Date: March 02, 2011 Time: (All day)
Event Type: Lecture
Clinical decision support (CDS), 'providing clinicians or patients with clinical knowledge and patient-specific information, intelligently filtered and presented at appropriate times, to enhance patient care', is key to achieving our national goals for improvement in healthcare quality and safety, while reducing its costs. We have been working to understand the barriers and facilitators to implementing CDS within healthcare organizations. We have developed a Rapid Assessment Process, a mixed-method evaluation approach adapted from anthropology, to study clinicians, administrators, and information technologists as they worked to design, develop, and implement these systems. We have identified the following ten themes related to CDS, including: 1) workflow, 2) knowledge management, 3) data as a foundation for CDS, 4) user computer interaction; 5) measurement and monitoring, 6) governance, 7) translation for collaboration, 8) the meaning of CDS, 9) new roles for special people, and 10) communication, training, and support. To be successful, an organization must carefully navigate each of these areas. These themes also have implications for future research and development, workforce training, and national policy implications.

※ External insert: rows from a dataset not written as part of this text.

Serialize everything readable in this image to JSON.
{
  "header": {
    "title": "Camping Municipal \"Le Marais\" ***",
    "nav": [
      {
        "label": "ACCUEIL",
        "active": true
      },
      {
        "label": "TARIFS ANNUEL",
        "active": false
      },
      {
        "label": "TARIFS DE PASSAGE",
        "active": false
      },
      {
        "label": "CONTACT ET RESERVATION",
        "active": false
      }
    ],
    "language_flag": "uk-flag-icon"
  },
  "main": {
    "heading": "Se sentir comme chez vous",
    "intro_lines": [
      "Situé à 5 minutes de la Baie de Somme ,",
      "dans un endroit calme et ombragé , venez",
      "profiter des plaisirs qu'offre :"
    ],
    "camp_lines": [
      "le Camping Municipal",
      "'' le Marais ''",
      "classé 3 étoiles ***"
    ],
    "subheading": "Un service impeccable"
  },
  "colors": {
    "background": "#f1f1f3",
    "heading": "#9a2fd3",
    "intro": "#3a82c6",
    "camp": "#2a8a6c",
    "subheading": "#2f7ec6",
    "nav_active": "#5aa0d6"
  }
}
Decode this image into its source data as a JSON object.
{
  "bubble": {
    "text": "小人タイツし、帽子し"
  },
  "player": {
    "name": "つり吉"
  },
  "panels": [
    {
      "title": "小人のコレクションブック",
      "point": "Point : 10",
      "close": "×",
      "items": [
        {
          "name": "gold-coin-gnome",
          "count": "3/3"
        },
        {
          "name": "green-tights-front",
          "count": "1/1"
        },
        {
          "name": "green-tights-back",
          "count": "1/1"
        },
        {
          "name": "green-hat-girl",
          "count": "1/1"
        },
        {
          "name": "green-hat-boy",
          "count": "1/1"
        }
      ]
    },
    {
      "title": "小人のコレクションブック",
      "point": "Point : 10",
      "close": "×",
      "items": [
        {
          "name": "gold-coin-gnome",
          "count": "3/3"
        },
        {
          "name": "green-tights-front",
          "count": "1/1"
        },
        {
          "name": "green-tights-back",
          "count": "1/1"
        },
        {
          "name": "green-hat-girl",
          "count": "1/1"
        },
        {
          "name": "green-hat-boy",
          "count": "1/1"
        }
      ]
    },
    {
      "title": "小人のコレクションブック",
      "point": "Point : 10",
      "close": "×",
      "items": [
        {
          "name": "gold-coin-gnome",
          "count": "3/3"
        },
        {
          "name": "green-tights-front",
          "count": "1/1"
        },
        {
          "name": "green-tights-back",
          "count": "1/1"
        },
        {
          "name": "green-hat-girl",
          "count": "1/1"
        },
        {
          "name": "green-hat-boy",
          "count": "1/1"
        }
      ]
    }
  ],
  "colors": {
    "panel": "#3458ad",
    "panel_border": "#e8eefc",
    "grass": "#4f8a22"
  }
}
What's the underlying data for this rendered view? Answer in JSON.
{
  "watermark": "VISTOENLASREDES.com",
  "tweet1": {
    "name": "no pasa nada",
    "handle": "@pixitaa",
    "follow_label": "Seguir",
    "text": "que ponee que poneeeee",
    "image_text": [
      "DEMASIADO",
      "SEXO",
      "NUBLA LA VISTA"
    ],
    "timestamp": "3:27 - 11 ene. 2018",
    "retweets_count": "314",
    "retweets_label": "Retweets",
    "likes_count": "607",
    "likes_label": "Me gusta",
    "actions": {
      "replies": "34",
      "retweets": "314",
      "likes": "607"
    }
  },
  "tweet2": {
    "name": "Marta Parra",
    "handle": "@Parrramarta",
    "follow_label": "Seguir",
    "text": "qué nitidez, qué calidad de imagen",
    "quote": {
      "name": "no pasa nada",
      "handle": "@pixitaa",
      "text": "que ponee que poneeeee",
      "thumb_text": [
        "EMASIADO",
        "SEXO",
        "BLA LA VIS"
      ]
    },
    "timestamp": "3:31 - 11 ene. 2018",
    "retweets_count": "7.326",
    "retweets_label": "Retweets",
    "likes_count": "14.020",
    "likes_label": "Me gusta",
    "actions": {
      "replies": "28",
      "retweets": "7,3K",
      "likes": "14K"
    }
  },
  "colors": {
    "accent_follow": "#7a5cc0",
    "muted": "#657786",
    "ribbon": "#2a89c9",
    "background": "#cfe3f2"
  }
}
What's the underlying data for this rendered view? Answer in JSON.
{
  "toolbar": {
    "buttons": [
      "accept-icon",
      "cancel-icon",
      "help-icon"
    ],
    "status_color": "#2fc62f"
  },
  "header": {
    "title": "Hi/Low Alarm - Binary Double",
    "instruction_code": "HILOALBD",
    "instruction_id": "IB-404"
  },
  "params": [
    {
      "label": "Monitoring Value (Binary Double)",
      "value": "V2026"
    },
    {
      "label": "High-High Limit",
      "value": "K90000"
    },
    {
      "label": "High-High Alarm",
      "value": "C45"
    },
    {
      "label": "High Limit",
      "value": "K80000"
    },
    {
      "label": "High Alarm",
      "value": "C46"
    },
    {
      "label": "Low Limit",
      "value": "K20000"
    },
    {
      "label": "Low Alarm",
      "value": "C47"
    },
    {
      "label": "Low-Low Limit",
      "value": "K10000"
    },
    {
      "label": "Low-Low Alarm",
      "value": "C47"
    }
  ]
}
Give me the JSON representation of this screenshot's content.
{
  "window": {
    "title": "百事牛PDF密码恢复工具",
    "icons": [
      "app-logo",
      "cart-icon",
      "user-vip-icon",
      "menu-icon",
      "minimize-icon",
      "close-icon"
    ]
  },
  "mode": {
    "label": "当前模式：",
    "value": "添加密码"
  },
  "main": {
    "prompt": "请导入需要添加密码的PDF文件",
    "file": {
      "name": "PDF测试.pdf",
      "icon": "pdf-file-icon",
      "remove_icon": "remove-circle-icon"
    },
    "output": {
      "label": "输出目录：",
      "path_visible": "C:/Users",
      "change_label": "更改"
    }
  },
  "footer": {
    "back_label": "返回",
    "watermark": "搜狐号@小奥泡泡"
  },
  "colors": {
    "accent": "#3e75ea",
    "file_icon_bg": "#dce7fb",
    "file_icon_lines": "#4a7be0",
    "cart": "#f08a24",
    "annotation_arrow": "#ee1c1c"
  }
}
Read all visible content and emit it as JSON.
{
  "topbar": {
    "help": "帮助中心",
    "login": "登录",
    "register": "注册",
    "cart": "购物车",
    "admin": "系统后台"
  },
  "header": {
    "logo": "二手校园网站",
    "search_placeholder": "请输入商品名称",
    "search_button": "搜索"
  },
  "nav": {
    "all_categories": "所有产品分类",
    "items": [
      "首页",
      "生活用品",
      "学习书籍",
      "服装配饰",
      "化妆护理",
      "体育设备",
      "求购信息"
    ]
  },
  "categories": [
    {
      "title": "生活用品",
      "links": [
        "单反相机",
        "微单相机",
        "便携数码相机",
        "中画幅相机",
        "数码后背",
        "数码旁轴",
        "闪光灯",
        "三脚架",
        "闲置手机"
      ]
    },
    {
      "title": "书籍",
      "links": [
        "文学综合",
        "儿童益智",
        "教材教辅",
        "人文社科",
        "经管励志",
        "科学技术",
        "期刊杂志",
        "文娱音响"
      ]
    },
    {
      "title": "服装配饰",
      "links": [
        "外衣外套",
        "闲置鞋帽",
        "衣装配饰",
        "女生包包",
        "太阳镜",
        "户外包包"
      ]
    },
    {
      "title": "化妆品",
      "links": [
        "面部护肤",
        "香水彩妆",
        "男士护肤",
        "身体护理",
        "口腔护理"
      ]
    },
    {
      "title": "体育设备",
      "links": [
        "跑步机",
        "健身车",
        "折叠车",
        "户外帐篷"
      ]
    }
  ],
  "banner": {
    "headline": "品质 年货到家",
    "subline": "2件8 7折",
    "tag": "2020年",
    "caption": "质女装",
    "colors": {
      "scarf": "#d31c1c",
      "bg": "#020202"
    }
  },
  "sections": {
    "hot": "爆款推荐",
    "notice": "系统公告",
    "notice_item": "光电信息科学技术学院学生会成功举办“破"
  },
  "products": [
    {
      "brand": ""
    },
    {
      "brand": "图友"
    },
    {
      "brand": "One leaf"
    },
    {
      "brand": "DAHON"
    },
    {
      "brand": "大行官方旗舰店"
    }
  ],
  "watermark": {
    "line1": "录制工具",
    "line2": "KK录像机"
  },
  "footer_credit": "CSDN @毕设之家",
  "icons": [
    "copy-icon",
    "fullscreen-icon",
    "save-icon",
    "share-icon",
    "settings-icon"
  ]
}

Dean F. Sittig, PhD is a professor at the University of Texas, School of Biomedical Informatics in Houston, TX. He is interested in all aspects of clinical information system design, development, implementation, and evaluation. In addition to his work on measuring the impact of clinical information systems on a large scale, he is working to improve our understanding of both the factors that lead to success, as well as, the unintended consequences associated with computer-based clinical decision support and provider order entry systems. In addition to over 200 scientific publications, he has co-authored several award-winning books on clinical decision support including: 'Improving Outcomes - A Practical Guide to Clinical Decision Support Implementation', 'Improving Medication Use and Outcomes with Clinical Decision Support A Step-by-Step Guide' and more recently, 'Clinical Information Systems: Overcoming Adverse Consequences'.